The first quarter of the year is gone.  Like many companies, I reviewed how the year has gone so far, and I decided some tweaks were in order.  The titles of my posts (CWC #x) was quick and easy, but not so great for Twitter. So, I’m writing it out now: Career Wellness Checkup #x.

I also realized it was time for a checkup of my Checkup because I did not have a focus on virtual brand and social media in the original Career Wellness Checkup. Crazy, huh?  Considering, here I am on social media talking about it.

I’m revising my Checkup as we speak and here is the first question I’m adding:

Do you know your social profile? 

In other words, do you know where you are “showing up” online?  You should know if you are on LinkedIn, Twitter, Facebook or any other social network.  But do you know what people can & do see about you there, depending on how they are connected to you or not?  And there may be information online about you that you did not put there.

Here’s a fun exercise: Google yourself.
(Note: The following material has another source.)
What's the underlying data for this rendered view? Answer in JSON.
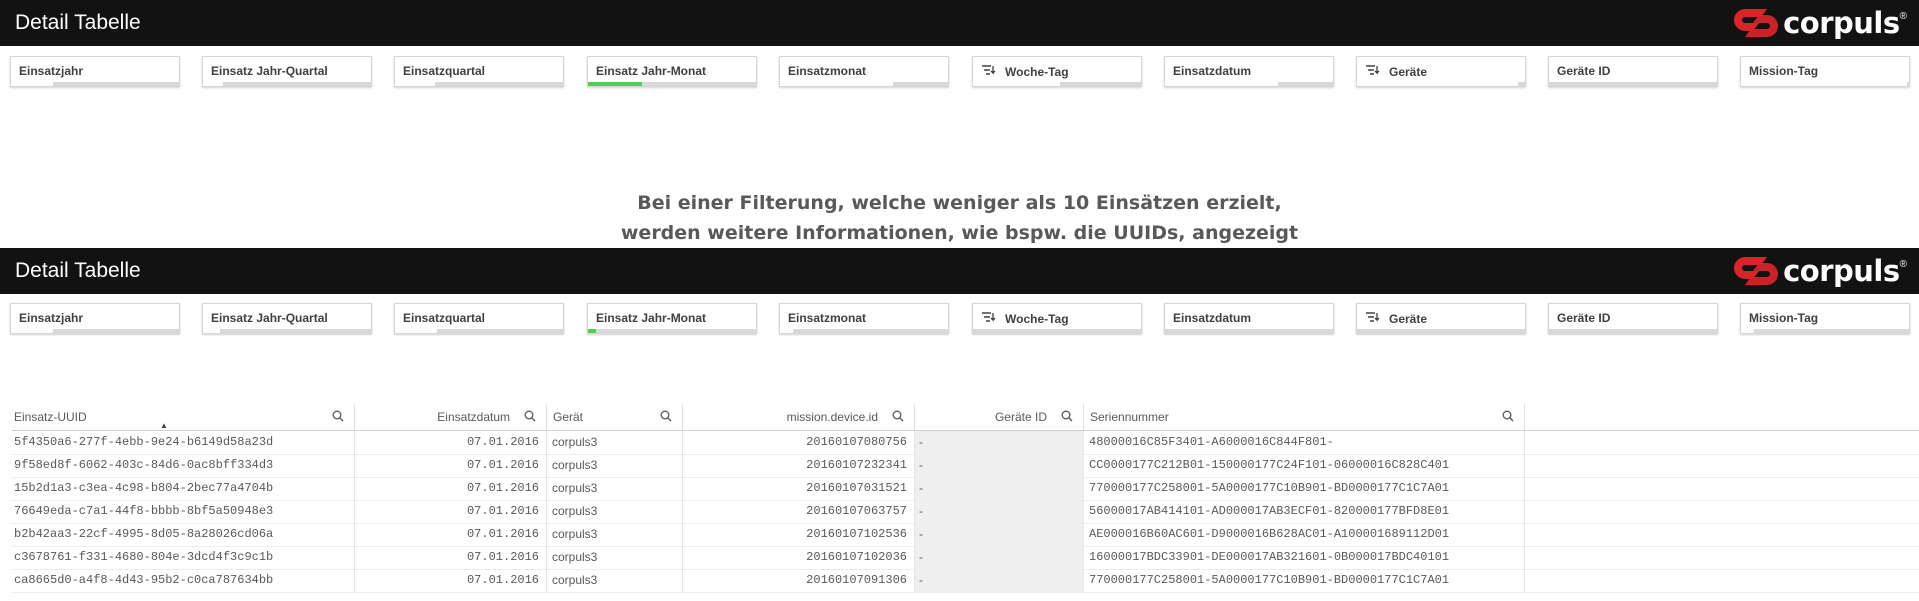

If you have a common name, add the name of your city or your company to your search.  You might be surprised at what comes up.

Recruiters, potential clients, potential employers and employees – they all have access to information about you, just clicks away.  What will they see?  Next week, I’ll talk about taking control of your social profile.

CWC #12

Do you know colleagues within your company but outside your workteam?

Too many people downplay and even look down on the idea of proactively getting to know others within their company with whom they don’t directly work.

“I don’t socialize at work.”

“I don’t play politics.” 

“That’s just wasting time.”

These are a few excuses people give.  Yes, I say excuses, because often what I find out is that they are simply uncomfortable reaching out and initiating communication and this is how they justify not doing so. Sometimes I find people are simply unaware of how important relationships are in business.

Talking to more people in more areas of your business gives you a broader perspective, which generally makes your solutions better.  You also may have an easier time gaining approval for your solutions if you have more advocacy particularly across departmental lines.  And, you just may be able to give not just get, and help your organization in the process.  Overall, it helps you to be more effective across the board.  Could you be more effective than you are today?